→ What is required
The records appear below. Set down exactly each line from the one that contains "Convert this screenshot" through the last, both included.

────────────────

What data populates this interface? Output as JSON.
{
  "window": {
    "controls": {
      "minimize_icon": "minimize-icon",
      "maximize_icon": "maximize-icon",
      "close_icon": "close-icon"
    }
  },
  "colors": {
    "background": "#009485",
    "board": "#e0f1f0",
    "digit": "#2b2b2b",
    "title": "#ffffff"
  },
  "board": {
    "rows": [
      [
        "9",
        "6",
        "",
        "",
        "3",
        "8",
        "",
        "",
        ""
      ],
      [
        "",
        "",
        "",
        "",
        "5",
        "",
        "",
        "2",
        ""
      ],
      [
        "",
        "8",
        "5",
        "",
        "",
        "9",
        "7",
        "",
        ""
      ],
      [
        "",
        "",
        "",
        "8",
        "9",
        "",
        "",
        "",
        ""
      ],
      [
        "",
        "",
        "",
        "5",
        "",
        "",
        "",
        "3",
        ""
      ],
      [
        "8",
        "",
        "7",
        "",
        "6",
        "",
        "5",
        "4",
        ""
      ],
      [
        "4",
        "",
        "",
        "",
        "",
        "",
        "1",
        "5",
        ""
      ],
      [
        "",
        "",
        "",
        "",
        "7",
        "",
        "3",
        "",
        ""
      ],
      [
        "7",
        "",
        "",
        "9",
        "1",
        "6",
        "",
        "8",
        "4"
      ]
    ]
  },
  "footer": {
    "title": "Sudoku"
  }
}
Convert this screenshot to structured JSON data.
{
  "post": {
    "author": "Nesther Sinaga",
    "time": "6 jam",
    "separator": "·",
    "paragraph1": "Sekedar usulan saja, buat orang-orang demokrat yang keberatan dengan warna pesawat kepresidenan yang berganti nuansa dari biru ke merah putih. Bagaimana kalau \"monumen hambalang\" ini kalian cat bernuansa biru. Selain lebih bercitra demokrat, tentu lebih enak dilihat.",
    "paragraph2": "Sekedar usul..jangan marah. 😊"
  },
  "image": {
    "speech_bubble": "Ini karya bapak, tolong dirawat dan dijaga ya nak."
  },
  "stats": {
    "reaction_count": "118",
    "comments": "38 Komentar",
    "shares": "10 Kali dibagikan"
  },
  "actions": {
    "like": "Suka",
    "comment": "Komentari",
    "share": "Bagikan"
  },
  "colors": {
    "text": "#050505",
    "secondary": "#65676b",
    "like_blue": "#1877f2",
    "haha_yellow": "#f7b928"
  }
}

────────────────

→ Answer box
Convert this screenshot to structured JSON data.
{
  "post": {
    "author": "Nesther Sinaga",
    "time": "6 jam",
    "separator": "·",
    "paragraph1": "Sekedar usulan saja, buat orang-orang demokrat yang keberatan dengan warna pesawat kepresidenan yang berganti nuansa dari biru ke merah putih. Bagaimana kalau \"monumen hambalang\" ini kalian cat bernuansa biru. Selain lebih bercitra demokrat, tentu lebih enak dilihat.",
    "paragraph2": "Sekedar usul..jangan marah. 😊"
  },
  "image": {
    "speech_bubble": "Ini karya bapak, tolong dirawat dan dijaga ya nak."
  },
  "stats": {
    "reaction_count": "118",
    "comments": "38 Komentar",
    "shares": "10 Kali dibagikan"
  },
  "actions": {
    "like": "Suka",
    "comment": "Komentari",
    "share": "Bagikan"
  },
  "colors": {
    "text": "#050505",
    "secondary": "#65676b",
    "like_blue": "#1877f2",
    "haha_yellow": "#f7b928"
  }
}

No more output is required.